While talk of technology in business travel tends to dwell on the future, our study found that traveler sentiment today is still greatly influenced by technologies that we all take for granted.
The importance of connections
Let’s start with a simple example. Imagine traveling alone in an unfamiliar place with an important meeting tomorrow. You may want to review notes, check last-minute details and coordinate with teammates. An erratic Wi-Fi signal can quickly become the bane of your experience.
In fact, about eight in ten travelers spend an hour or more working off hotel room Wi-Fi. Two thirds of respondents spend an hour or more using Wi-Fi for leisure purposes like connecting with their families.
It’s no wonder that 87% of employees still report regular access to Wi-Fi as a top driver of satisfaction when traveling for work. Despite this, GBTA found only about half of travel managers actually gather vendor technology information such as hotel Wi-Fi speed during RFPs.
Travel security for data
A downside of this high Wi-Fi consumption in hotels is the increased exposure to networks with lower security.
Only one-third of travelers reported using a VPN when accessing the internet in their hotel rooms, and just over half of travelers reported exercising more caution in hotels than their office when accessing sensitive information.
Although the proliferation of HTTPS websites and the availability of encryption and cyber-security tools have made using Wi-Fi safer at hotels, you should still instruct travelers to only access sensitive personal and corporate information through a VPN or secure channels while traveling.
The “Innovations” travelers really want
Responses to the most anticipated hotel innovation show how much travelers crave convenience and an uninterrupted experience. Mobile check-in, service requests, keycards, and streaming services all scored highly.
Half of travelers also said they’d like to be able control their room via their mobile app. That may mean adjusting the temperature before arriving to a freezing cold room or closing the curtains and turning the light off from the comfort of bed.

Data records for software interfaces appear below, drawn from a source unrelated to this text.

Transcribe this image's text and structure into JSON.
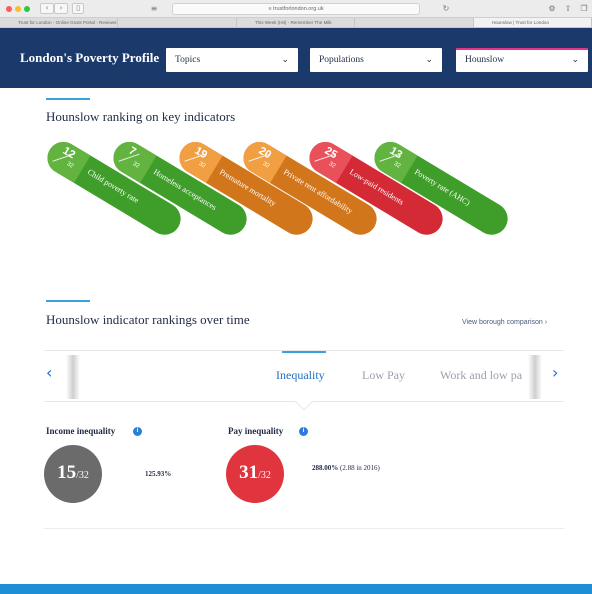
{
  "browser": {
    "url": "≡ trustforlondon.org.uk",
    "tabs": [
      "Trust for London - Online Grant Portal - Reviews - My Reviews - Home",
      "",
      "This Week (Hit) - Remember The Milk",
      "",
      "Hounslow | Trust for London"
    ]
  },
  "header": {
    "brand": "London's Poverty Profile",
    "topics_label": "Topics",
    "populations_label": "Populations",
    "borough_label": "Hounslow",
    "accent_color": "#e0348f"
  },
  "key_indicators": {
    "title": "Hounslow ranking on key indicators",
    "items": [
      {
        "rank": "12",
        "total": "32",
        "label": "Child poverty rate",
        "color": "#3f9e2a",
        "badge_color": "#62b33f"
      },
      {
        "rank": "7",
        "total": "32",
        "label": "Homeless acceptances",
        "color": "#3f9e2a",
        "badge_color": "#62b33f"
      },
      {
        "rank": "19",
        "total": "32",
        "label": "Premature mortality",
        "color": "#d2761c",
        "badge_color": "#f0a042"
      },
      {
        "rank": "20",
        "total": "32",
        "label": "Private rent affordability",
        "color": "#d2761c",
        "badge_color": "#f0a042"
      },
      {
        "rank": "25",
        "total": "32",
        "label": "Low-paid residents",
        "color": "#d42a35",
        "badge_color": "#e8505a"
      },
      {
        "rank": "13",
        "total": "32",
        "label": "Poverty rate (AHC)",
        "color": "#3f9e2a",
        "badge_color": "#62b33f"
      }
    ]
  },
  "over_time": {
    "title": "Hounslow indicator rankings over time",
    "view_link": "View borough comparison  ›",
    "tabs": [
      "Inequality",
      "Low Pay",
      "Work and low pa"
    ],
    "active_tab": "Inequality",
    "prev_icon": "chevron-left-icon",
    "next_icon": "chevron-right-icon"
  },
  "indicators": [
    {
      "title": "Income inequality",
      "rank": "15",
      "total": "/32",
      "value": "125.93%",
      "note": "",
      "color": "#6b6b6b"
    },
    {
      "title": "Pay inequality",
      "rank": "31",
      "total": "/32",
      "value": "288.00%",
      "note": "(2.88 in 2016)",
      "color": "#e0343e"
    }
  ],
  "colors": {
    "navy": "#1b3a6b",
    "link_blue": "#1f6fc4",
    "accent_blue": "#3aa0de",
    "footer_blue": "#1e8fd6"
  }
}
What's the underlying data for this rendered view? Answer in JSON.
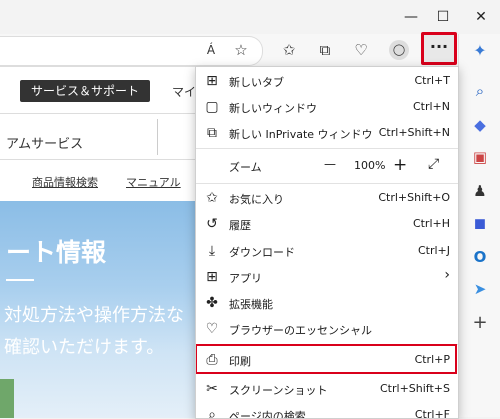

But, before hotels adopt the internet of things, they must get the basics right. When it comes to technology, travelers are still most interested in in-room laptop and phone chargers.
This is an easy fix for hotels. They can supply commonly-used laptop and phone chargers, or go out and buy some adapter units. Today it’s acceptable for travelers to forget a razor and show up to meetings with a little scruff, but they cannot show up with a dead laptop.
For travel managers, providing packing tips can help. You may even want to write out a starter packing list that travelers can use. For your more frequent travelers, suggest having a “go bag” or “bug-out bag” ready.
Silent sentiment influences
People expect issues with flights, but not getting an instant push-notification about it is inexcusable. Be sure your travelers are using apps that can alert them of itinerary changes and security-related issues.
You will also want to ensure travelers have an app that they can easily book travel in. Although most travelers still book through their laptop, road warriors will greatly appreciate it if you put a quick and easy- to-use booking tool in their pocket.
Clear displays with amenity call-outs along with search results that take corporate policy, proximity to worksite and traveler preferences into account are the keys to a great corporate booking tool.
Although we all get excited about the idea of hotels with robot cleaning services, automatic check-ins and Star Trek style touchscreen room panels, the reality is that travelers would rather stay in hotels with strong fundamental technologies that ease their transition from office to hotel.
For travel managers, technology is also more about creating a seamless experience than a futuristic one. This is good news, because that puts more capability and technology in your hands to support traveler needs.
Blog author: Peggy Studer, VP Marketing, RoomIt by CWT